[Dataset excerpts]
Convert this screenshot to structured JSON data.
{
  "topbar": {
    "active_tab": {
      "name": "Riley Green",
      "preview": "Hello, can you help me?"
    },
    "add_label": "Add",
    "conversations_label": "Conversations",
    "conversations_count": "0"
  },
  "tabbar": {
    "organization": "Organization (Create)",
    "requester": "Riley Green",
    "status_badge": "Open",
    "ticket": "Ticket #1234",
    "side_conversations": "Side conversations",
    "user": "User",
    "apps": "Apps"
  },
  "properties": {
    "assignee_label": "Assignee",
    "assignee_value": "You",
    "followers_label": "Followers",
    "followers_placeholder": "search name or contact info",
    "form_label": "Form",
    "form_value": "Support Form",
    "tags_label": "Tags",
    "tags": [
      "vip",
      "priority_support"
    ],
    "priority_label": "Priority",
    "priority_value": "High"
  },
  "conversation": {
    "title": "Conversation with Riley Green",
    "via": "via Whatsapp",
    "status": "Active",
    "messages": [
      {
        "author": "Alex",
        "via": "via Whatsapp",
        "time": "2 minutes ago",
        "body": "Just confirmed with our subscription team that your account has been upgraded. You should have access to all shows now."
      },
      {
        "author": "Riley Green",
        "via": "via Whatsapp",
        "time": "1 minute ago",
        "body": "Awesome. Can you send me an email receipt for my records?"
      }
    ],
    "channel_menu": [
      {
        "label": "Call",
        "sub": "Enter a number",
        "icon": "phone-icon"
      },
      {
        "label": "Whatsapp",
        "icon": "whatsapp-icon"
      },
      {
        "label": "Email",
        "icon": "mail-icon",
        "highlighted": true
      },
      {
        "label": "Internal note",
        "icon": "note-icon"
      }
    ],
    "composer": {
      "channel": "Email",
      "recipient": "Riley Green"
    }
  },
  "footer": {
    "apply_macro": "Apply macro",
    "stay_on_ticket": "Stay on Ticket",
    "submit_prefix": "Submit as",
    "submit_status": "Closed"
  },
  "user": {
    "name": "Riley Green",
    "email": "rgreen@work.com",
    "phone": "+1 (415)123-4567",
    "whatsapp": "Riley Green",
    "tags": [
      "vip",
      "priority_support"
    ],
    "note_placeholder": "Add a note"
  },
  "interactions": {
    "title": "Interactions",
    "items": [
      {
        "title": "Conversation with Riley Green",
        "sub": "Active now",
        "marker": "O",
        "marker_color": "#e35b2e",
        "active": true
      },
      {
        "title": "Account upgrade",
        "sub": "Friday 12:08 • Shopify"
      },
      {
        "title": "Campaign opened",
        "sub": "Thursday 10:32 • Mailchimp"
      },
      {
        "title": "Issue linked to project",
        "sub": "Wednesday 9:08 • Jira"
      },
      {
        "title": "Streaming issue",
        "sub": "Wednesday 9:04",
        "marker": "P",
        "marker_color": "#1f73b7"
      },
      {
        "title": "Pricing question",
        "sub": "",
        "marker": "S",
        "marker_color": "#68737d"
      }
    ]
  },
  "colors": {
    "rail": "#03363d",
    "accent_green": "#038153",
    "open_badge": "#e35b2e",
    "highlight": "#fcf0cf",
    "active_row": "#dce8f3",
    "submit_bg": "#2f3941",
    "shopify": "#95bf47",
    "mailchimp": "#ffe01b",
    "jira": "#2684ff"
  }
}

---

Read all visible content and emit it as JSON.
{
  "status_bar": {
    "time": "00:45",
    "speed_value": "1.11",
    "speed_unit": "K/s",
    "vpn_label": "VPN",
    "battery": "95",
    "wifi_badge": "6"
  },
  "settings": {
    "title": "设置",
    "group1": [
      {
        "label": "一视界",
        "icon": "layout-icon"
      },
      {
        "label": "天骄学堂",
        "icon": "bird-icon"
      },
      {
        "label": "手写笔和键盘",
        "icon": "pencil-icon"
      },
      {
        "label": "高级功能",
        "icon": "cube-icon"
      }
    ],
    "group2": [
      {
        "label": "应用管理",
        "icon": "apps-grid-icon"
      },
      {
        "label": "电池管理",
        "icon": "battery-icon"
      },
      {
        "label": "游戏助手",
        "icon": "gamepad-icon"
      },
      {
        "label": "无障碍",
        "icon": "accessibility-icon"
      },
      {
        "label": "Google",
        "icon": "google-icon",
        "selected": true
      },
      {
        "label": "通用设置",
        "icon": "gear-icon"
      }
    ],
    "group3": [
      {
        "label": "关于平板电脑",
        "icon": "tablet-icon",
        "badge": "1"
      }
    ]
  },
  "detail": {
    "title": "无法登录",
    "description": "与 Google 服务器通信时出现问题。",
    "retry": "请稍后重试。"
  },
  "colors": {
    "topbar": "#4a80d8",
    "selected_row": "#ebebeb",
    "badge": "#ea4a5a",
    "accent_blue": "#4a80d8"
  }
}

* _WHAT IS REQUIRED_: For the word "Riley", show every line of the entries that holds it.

* _ANSWER BOX_:
      "name": "Riley Green",
    "requester": "Riley Green",
    "title": "Conversation with Riley Green",
        "author": "Riley Green",
      "recipient": "Riley Green"
    "name": "Riley Green",
    "whatsapp": "Riley Green",
        "title": "Conversation with Riley Green",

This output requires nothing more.